Yet round our sea-girt shore they rise in crowds:
What was the great Parnassus' self to thee,
Mount Skiddaw? In his natural sovereignty
Our British hill is fairer far; he shrouds
His double-front among Atlantic clouds,
And pours forth streams more sweet than Castaly.
UPON THE BEACH NEAR CALAIS,
It is a beauteous evening, calm and free ;
The holy time is quiet as a nun
Breathless with adoration; the broad sun
Is sinking down in its tranquillity ;
The gentleness of heaven is on the sea :
Listen ! the mighty being is awake,
And doth with his eternal motion make
A sound like thunder—everlastingly.
Dear child ! dear girl ! that walkest with me here,
If thou appear’st untouched by solemn thought,
Thy nature therefore is not less divine :
Thou liest in Abraham's bosom all the year ;
And worshipp'st at the temple's inner shrine,
God being with thee when we know it not.
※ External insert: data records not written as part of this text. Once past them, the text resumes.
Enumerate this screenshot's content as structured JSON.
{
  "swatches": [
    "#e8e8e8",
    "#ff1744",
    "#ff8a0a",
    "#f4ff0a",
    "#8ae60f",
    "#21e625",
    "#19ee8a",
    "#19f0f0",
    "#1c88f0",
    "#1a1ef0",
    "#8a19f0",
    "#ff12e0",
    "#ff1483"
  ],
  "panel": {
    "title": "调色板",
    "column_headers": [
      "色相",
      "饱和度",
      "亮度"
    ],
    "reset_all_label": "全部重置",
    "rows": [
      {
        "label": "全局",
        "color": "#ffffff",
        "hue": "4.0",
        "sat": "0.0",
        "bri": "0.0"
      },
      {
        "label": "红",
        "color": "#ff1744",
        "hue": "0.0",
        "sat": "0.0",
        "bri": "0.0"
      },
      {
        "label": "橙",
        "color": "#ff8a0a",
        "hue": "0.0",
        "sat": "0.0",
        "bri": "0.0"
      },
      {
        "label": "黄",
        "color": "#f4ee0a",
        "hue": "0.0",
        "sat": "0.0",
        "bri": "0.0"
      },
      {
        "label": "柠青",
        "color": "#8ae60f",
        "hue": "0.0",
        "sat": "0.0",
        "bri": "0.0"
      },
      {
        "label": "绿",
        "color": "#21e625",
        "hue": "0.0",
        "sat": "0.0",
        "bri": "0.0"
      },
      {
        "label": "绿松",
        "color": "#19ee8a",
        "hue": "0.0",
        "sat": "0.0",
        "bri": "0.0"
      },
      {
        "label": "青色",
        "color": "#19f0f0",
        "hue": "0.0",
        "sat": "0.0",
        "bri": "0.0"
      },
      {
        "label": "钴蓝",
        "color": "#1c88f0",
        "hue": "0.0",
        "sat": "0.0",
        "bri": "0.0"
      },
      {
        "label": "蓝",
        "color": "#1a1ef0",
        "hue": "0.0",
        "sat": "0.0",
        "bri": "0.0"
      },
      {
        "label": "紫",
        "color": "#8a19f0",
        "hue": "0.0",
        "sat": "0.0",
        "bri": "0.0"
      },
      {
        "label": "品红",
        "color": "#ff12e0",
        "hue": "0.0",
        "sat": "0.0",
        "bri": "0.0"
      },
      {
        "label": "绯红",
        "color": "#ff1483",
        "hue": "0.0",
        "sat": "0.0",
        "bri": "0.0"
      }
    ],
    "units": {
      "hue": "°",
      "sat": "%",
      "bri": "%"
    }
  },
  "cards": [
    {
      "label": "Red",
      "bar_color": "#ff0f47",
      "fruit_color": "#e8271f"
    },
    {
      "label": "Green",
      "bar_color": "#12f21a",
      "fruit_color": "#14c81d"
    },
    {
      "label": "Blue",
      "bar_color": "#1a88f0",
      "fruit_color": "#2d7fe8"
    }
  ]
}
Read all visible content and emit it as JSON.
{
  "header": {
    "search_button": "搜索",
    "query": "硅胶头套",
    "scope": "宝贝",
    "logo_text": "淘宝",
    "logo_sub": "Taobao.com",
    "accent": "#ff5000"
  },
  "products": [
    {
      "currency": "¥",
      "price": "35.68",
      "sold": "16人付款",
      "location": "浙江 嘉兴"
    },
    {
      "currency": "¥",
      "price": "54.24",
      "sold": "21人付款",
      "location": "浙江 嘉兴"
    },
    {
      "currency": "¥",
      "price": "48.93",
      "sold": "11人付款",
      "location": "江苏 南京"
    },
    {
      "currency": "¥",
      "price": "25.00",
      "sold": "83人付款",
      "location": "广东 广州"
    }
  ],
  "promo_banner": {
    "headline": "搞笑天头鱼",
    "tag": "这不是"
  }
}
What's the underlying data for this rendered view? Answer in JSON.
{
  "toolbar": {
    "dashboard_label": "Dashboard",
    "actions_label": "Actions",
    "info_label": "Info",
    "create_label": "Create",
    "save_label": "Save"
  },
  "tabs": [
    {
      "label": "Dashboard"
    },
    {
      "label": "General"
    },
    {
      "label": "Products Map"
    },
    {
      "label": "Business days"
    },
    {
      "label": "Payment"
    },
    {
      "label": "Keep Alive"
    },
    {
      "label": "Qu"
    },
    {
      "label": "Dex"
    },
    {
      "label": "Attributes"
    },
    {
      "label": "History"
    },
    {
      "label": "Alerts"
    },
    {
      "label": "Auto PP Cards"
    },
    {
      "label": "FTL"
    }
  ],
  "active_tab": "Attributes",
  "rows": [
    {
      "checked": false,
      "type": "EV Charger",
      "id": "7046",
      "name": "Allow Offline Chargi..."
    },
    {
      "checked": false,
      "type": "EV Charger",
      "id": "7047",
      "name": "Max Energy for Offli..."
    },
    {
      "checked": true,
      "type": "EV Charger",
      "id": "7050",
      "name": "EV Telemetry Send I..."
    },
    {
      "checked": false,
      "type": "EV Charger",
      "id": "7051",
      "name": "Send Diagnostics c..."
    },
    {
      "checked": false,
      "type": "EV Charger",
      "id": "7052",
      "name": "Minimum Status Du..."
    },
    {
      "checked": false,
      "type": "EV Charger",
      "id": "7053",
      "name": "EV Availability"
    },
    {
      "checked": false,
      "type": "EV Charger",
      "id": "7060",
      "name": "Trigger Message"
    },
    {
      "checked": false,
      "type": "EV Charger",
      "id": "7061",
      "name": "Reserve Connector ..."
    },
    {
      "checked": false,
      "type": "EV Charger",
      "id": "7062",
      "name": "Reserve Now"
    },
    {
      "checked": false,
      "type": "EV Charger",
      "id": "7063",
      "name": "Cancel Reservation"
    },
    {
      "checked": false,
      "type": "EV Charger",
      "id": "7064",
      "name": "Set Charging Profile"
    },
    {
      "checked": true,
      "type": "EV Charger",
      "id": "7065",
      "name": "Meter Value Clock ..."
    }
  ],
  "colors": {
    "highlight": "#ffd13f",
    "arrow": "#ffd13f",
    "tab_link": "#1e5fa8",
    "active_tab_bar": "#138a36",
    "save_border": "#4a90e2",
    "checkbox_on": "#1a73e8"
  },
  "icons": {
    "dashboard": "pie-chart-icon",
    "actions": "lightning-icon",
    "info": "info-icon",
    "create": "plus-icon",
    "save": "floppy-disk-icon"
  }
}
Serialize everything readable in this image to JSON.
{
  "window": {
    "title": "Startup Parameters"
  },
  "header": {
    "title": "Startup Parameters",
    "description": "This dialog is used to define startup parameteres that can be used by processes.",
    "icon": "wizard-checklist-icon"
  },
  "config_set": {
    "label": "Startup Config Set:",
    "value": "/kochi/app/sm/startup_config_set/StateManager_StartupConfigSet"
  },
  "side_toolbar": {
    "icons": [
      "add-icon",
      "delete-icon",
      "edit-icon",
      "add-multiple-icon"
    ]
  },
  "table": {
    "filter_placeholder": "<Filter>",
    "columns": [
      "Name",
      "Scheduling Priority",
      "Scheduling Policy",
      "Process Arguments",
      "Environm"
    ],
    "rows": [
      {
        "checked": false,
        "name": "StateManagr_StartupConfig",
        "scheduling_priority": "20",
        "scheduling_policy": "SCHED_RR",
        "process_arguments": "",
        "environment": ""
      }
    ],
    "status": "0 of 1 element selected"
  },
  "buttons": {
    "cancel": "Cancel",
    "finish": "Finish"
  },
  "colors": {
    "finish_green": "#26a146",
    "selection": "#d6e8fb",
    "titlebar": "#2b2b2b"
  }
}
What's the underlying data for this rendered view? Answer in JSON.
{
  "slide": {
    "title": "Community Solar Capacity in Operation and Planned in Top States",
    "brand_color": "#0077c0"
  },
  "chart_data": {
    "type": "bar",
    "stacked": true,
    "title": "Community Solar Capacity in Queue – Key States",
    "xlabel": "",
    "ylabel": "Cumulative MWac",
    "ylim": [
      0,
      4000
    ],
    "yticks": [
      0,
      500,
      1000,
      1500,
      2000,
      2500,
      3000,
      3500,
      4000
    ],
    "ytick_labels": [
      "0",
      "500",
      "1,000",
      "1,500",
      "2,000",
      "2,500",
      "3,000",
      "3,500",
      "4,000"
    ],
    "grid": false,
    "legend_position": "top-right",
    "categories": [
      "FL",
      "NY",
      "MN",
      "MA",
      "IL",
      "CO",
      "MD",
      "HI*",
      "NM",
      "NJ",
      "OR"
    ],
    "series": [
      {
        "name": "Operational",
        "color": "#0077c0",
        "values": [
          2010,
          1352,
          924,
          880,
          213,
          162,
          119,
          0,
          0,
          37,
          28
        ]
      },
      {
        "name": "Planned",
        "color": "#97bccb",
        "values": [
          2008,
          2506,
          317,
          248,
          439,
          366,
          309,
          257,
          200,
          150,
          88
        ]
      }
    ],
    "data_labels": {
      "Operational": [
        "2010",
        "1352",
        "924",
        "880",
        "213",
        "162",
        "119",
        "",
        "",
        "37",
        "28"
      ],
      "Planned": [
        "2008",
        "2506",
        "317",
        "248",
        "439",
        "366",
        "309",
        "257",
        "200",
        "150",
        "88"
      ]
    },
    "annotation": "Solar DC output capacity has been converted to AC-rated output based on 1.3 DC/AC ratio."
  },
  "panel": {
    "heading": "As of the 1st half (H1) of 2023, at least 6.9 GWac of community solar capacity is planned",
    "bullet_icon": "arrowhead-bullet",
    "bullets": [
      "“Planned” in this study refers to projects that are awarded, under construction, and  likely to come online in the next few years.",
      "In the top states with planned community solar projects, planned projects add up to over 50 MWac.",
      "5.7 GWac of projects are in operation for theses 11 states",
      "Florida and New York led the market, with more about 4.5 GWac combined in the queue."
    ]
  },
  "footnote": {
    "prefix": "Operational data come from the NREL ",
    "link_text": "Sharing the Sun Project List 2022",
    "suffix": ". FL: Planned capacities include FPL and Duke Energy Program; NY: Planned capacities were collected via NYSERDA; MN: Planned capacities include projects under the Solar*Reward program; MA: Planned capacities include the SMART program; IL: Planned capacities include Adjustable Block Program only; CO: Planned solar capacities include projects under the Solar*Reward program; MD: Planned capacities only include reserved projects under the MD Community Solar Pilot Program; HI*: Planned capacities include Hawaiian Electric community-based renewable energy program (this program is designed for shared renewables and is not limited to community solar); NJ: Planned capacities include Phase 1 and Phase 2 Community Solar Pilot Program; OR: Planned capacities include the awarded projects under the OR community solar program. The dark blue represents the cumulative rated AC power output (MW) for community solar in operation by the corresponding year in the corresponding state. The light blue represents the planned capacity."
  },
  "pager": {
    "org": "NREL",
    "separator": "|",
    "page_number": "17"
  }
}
ON THE EVE OF A FRIEND'S MARRIAGE, IN
THE VALE OF GRASMERE.
What need of clamorous bells, or ribbons gay
These humble nuptials to proclaim or grace?
Angels of love, look down upon the place,
Shed on the chosen vale a sun-bright day !
Even for such omen would the bride display
No mirthful gladness. Serious is her face,
Modest her mien ; and she, whose thoughts keep pace
With gentleness, in that becoming way
Will thank you. Faultless does the maid appear,
No disproportion in her soul, no strife :
But when the closer view of wedded life
Hath shewn that nothing human can be clear
From frailty, for that insight may the wife
To her indulgent lord become more dear.
TO THE MEMORY OF RAISLEY CALVERT.
CALVERT ! it must not be unheard by them
Who may respect my name, that I to thee
Owed many years of early liberty.
This care was thine when sickness did condemn
Thy youth to hopeless wasting, root and stem-
That I, if frugal and severe, might stray
Where'er I liked ; and finally array
My temples with the muse's diadem.
Hence, if in freedom I have loved the truth,
If there be aught of pure, or good, or great,
On my past verse, or shall be, in the lays
If higher mood which now I meditate ;-
It gladdens me, O worthy, short-lived youth !
To think how much of this will be thy praise.